Plants subcontracted by Adidas, Nike and Puma were among accused of polluting rivers in China with toxic, hormone-disrupting chemicals banned in Europe and elsewhere, according to a report from environment group Greenpeace.
Other companies identified in the report were Calvin Klein, Lacoste, Abercrombie and Fitch and China’s Li Ning.
The year-long investigation focused on two major Chinese suppliers, the Youngor Textile Complex in Ningbo on the Yangtze River Delta and the Well Dyeing Factory in the Pearl River Delta near Hong Kong.
All the brands mentioned in the report have confirmed they source products from one of the two Chinese suppliers, Greenpeace said.
Greenpeace’s Li Yifang said China had yet to implement a systematic chemicals management policy, but responsibility must also lie with global firms outsourcing to China to cut costs.
“None of the corporations mentioned in our report have a comprehensive, publicly available policy that ensures that their suppliers are eliminating hazardous chemicals from their supply chain. So, we believe they are perpetuating toxic pollution,” she told reporters at the report’s launch, according to Reuters.
Greenpeace’s Li said samples taken from the wastewater discharges from the two facilities revealed the presence of heavy metals and hazardous, hormone-disrupting substances such as alkylphenols and perfluorinated chemicals.
“We take the problem which Greenpeace raised seriously, and we will work with Greenpeace to find a solution,” Youngor said in a statement provided to the environmental group.
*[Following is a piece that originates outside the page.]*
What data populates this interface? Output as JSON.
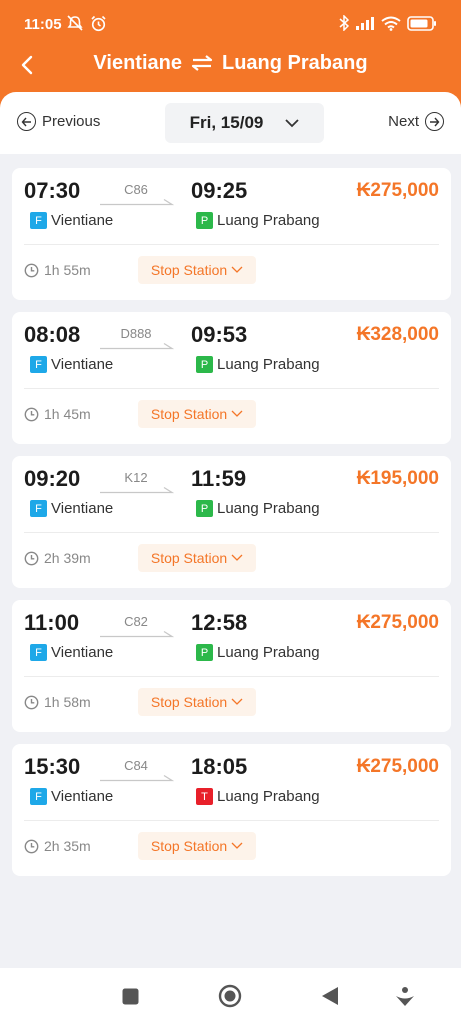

Nike, Puma and Adidas said the companies only run cut-and-sew facilities, which does not warrant the use of chemicals, according to the Reuters report.